WHAT YOU NEED TO DO -> Set all the entries down again, unaltered.

MATERIAL FOR THIS TASK Block Start

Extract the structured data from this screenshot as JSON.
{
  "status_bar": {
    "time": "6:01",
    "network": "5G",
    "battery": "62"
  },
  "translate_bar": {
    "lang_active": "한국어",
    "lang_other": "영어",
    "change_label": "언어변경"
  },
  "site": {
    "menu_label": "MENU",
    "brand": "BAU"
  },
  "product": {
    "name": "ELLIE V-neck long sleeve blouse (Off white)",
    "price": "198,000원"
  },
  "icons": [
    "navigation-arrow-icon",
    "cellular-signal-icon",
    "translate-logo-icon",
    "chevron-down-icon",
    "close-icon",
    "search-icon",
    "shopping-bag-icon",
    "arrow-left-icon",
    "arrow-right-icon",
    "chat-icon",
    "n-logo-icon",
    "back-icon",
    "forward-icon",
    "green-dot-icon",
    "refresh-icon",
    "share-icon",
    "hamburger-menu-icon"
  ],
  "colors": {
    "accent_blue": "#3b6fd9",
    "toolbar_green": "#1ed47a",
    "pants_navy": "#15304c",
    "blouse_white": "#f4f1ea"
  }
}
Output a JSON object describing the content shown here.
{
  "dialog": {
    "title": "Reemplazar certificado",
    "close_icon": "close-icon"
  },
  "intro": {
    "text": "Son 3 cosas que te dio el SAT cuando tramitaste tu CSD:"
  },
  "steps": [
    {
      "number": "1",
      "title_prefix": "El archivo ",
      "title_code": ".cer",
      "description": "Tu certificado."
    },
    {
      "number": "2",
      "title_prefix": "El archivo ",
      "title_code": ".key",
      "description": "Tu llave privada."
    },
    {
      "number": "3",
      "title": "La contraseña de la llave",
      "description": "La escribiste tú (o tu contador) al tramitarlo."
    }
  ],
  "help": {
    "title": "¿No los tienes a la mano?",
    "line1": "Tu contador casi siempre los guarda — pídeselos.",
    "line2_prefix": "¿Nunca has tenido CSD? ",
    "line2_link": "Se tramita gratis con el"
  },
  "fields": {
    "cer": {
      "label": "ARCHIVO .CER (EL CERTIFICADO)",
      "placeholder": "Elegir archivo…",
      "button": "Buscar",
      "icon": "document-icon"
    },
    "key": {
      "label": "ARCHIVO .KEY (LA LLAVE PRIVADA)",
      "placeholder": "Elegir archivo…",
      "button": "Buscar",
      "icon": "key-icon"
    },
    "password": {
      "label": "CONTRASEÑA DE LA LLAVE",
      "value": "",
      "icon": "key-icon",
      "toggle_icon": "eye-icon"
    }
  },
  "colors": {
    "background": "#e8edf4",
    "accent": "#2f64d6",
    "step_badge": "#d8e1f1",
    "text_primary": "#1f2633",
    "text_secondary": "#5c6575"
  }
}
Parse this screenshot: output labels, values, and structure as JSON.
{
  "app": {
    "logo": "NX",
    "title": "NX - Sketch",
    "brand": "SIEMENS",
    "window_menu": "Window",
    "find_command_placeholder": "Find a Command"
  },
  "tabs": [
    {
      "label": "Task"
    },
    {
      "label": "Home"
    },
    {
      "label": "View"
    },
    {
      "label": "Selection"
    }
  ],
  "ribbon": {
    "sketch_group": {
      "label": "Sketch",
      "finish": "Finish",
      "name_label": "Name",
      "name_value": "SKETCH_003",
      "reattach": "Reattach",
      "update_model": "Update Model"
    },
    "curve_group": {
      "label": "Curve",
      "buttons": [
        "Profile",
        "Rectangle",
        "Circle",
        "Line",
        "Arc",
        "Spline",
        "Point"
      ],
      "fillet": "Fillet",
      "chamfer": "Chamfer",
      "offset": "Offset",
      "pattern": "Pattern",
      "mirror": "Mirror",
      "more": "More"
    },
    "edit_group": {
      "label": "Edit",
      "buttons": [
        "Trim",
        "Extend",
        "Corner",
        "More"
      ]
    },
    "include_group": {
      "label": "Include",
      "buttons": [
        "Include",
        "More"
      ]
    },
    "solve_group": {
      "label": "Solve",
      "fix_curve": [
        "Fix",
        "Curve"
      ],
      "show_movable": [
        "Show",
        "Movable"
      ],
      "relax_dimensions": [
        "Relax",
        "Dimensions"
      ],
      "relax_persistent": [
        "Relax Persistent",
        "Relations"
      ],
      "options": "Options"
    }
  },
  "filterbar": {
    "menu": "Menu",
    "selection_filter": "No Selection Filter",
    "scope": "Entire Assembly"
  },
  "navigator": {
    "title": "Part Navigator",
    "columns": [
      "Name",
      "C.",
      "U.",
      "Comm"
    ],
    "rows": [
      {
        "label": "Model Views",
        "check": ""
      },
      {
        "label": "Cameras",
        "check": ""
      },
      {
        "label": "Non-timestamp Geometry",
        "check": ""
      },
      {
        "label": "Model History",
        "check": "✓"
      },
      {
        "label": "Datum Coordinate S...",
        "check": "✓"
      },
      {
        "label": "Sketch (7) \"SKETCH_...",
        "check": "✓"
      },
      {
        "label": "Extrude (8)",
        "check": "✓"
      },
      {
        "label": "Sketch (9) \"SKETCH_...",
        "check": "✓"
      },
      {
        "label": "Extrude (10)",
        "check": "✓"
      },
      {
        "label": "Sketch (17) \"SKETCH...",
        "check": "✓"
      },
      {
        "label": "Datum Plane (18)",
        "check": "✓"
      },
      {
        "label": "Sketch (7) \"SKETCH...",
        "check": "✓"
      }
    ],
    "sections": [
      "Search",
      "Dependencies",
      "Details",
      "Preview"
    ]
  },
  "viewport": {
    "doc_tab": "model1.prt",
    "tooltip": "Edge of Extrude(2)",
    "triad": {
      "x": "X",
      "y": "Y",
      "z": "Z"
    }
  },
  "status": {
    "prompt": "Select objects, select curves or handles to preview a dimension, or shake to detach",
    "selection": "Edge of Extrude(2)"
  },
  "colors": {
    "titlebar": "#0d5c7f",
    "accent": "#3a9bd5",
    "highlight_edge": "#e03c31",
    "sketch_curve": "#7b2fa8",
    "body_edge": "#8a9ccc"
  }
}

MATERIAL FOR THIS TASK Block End

OUTPUT OF THE TASK ->
Extract the structured data from this screenshot as JSON.
{
  "status_bar": {
    "time": "6:01",
    "network": "5G",
    "battery": "62"
  },
  "translate_bar": {
    "lang_active": "한국어",
    "lang_other": "영어",
    "change_label": "언어변경"
  },
  "site": {
    "menu_label": "MENU",
    "brand": "BAU"
  },
  "product": {
    "name": "ELLIE V-neck long sleeve blouse (Off white)",
    "price": "198,000원"
  },
  "icons": [
    "navigation-arrow-icon",
    "cellular-signal-icon",
    "translate-logo-icon",
    "chevron-down-icon",
    "close-icon",
    "search-icon",
    "shopping-bag-icon",
    "arrow-left-icon",
    "arrow-right-icon",
    "chat-icon",
    "n-logo-icon",
    "back-icon",
    "forward-icon",
    "green-dot-icon",
    "refresh-icon",
    "share-icon",
    "hamburger-menu-icon"
  ],
  "colors": {
    "accent_blue": "#3b6fd9",
    "toolbar_green": "#1ed47a",
    "pants_navy": "#15304c",
    "blouse_white": "#f4f1ea"
  }
}
Output a JSON object describing the content shown here.
{
  "dialog": {
    "title": "Reemplazar certificado",
    "close_icon": "close-icon"
  },
  "intro": {
    "text": "Son 3 cosas que te dio el SAT cuando tramitaste tu CSD:"
  },
  "steps": [
    {
      "number": "1",
      "title_prefix": "El archivo ",
      "title_code": ".cer",
      "description": "Tu certificado."
    },
    {
      "number": "2",
      "title_prefix": "El archivo ",
      "title_code": ".key",
      "description": "Tu llave privada."
    },
    {
      "number": "3",
      "title": "La contraseña de la llave",
      "description": "La escribiste tú (o tu contador) al tramitarlo."
    }
  ],
  "help": {
    "title": "¿No los tienes a la mano?",
    "line1": "Tu contador casi siempre los guarda — pídeselos.",
    "line2_prefix": "¿Nunca has tenido CSD? ",
    "line2_link": "Se tramita gratis con el"
  },
  "fields": {
    "cer": {
      "label": "ARCHIVO .CER (EL CERTIFICADO)",
      "placeholder": "Elegir archivo…",
      "button": "Buscar",
      "icon": "document-icon"
    },
    "key": {
      "label": "ARCHIVO .KEY (LA LLAVE PRIVADA)",
      "placeholder": "Elegir archivo…",
      "button": "Buscar",
      "icon": "key-icon"
    },
    "password": {
      "label": "CONTRASEÑA DE LA LLAVE",
      "value": "",
      "icon": "key-icon",
      "toggle_icon": "eye-icon"
    }
  },
  "colors": {
    "background": "#e8edf4",
    "accent": "#2f64d6",
    "step_badge": "#d8e1f1",
    "text_primary": "#1f2633",
    "text_secondary": "#5c6575"
  }
}
Parse this screenshot: output labels, values, and structure as JSON.
{
  "app": {
    "logo": "NX",
    "title": "NX - Sketch",
    "brand": "SIEMENS",
    "window_menu": "Window",
    "find_command_placeholder": "Find a Command"
  },
  "tabs": [
    {
      "label": "Task"
    },
    {
      "label": "Home"
    },
    {
      "label": "View"
    },
    {
      "label": "Selection"
    }
  ],
  "ribbon": {
    "sketch_group": {
      "label": "Sketch",
      "finish": "Finish",
      "name_label": "Name",
      "name_value": "SKETCH_003",
      "reattach": "Reattach",
      "update_model": "Update Model"
    },
    "curve_group": {
      "label": "Curve",
      "buttons": [
        "Profile",
        "Rectangle",
        "Circle",
        "Line",
        "Arc",
        "Spline",
        "Point"
      ],
      "fillet": "Fillet",
      "chamfer": "Chamfer",
      "offset": "Offset",
      "pattern": "Pattern",
      "mirror": "Mirror",
      "more": "More"
    },
    "edit_group": {
      "label": "Edit",
      "buttons": [
        "Trim",
        "Extend",
        "Corner",
        "More"
      ]
    },
    "include_group": {
      "label": "Include",
      "buttons": [
        "Include",
        "More"
      ]
    },
    "solve_group": {
      "label": "Solve",
      "fix_curve": [
        "Fix",
        "Curve"
      ],
      "show_movable": [
        "Show",
        "Movable"
      ],
      "relax_dimensions": [
        "Relax",
        "Dimensions"
      ],
      "relax_persistent": [
        "Relax Persistent",
        "Relations"
      ],
      "options": "Options"
    }
  },
  "filterbar": {
    "menu": "Menu",
    "selection_filter": "No Selection Filter",
    "scope": "Entire Assembly"
  },
  "navigator": {
    "title": "Part Navigator",
    "columns": [
      "Name",
      "C.",
      "U.",
      "Comm"
    ],
    "rows": [
      {
        "label": "Model Views",
        "check": ""
      },
      {
        "label": "Cameras",
        "check": ""
      },
      {
        "label": "Non-timestamp Geometry",
        "check": ""
      },
      {
        "label": "Model History",
        "check": "✓"
      },
      {
        "label": "Datum Coordinate S...",
        "check": "✓"
      },
      {
        "label": "Sketch (7) \"SKETCH_...",
        "check": "✓"
      },
      {
        "label": "Extrude (8)",
        "check": "✓"
      },
      {
        "label": "Sketch (9) \"SKETCH_...",
        "check": "✓"
      },
      {
        "label": "Extrude (10)",
        "check": "✓"
      },
      {
        "label": "Sketch (17) \"SKETCH...",
        "check": "✓"
      },
      {
        "label": "Datum Plane (18)",
        "check": "✓"
      },
      {
        "label": "Sketch (7) \"SKETCH...",
        "check": "✓"
      }
    ],
    "sections": [
      "Search",
      "Dependencies",
      "Details",
      "Preview"
    ]
  },
  "viewport": {
    "doc_tab": "model1.prt",
    "tooltip": "Edge of Extrude(2)",
    "triad": {
      "x": "X",
      "y": "Y",
      "z": "Z"
    }
  },
  "status": {
    "prompt": "Select objects, select curves or handles to preview a dimension, or shake to detach",
    "selection": "Edge of Extrude(2)"
  },
  "colors": {
    "titlebar": "#0d5c7f",
    "accent": "#3a9bd5",
    "highlight_edge": "#e03c31",
    "sketch_curve": "#7b2fa8",
    "body_edge": "#8a9ccc"
  }
}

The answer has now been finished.